An Old-Fashioned Girl
"That was only a slight aberration of his; he knew better all the time. It was your white
cloak and my idiotic behavior the night we went to the opera that put the idea into his
head," said Polly, feeling as if the events of that evening had happened some twenty
years ago, when she was a giddy young thing, fond of gay bonnets and girlish pranks.
"I 'm not going to tell Tom a word about it, but keep it for a surprise till he comes. He will
be here next week, and then we 'll have a grand clearing up of mysteries," said Fan,
evidently feeling that the millennium was at hand.
"Perhaps," said Polly, as her heart fluttered and then sunk, for this was a case where
she could do nothing but hope, and keep her hands busy with Will's new set of shirts.
There is a good deal more of this sort of silent suffering than the world suspects, for the
"women who dare" are few, the women who "stand and wait" are many. But if work-
baskets were gifted with powers of speech, they could tell stories more true and tender

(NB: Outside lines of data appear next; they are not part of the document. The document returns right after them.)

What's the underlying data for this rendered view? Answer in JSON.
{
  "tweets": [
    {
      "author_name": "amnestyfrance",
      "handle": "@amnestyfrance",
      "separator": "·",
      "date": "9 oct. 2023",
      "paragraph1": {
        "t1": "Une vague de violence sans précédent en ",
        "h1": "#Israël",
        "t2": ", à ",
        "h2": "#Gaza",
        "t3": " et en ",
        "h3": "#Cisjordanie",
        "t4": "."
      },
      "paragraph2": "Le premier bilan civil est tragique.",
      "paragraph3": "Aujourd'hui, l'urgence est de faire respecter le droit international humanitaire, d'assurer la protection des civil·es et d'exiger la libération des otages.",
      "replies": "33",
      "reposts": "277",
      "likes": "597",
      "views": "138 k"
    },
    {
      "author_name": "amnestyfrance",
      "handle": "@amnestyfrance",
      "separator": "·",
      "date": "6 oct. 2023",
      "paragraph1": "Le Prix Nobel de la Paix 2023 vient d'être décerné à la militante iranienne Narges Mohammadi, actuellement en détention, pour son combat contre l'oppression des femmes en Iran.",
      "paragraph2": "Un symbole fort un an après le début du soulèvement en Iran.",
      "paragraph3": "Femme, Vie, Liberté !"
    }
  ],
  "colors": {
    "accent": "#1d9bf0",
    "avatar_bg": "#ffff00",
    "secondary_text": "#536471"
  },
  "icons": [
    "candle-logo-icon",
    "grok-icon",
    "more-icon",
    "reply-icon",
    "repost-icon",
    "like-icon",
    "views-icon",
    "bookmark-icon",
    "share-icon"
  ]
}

than any we read. For women often sew the tragedy or comedy of life into their work as
they sit apparently safe and serene at home, yet are thinking deeply, living whole heart-
histories, and praying fervent prayers while they embroider pretty trifles or do the weekly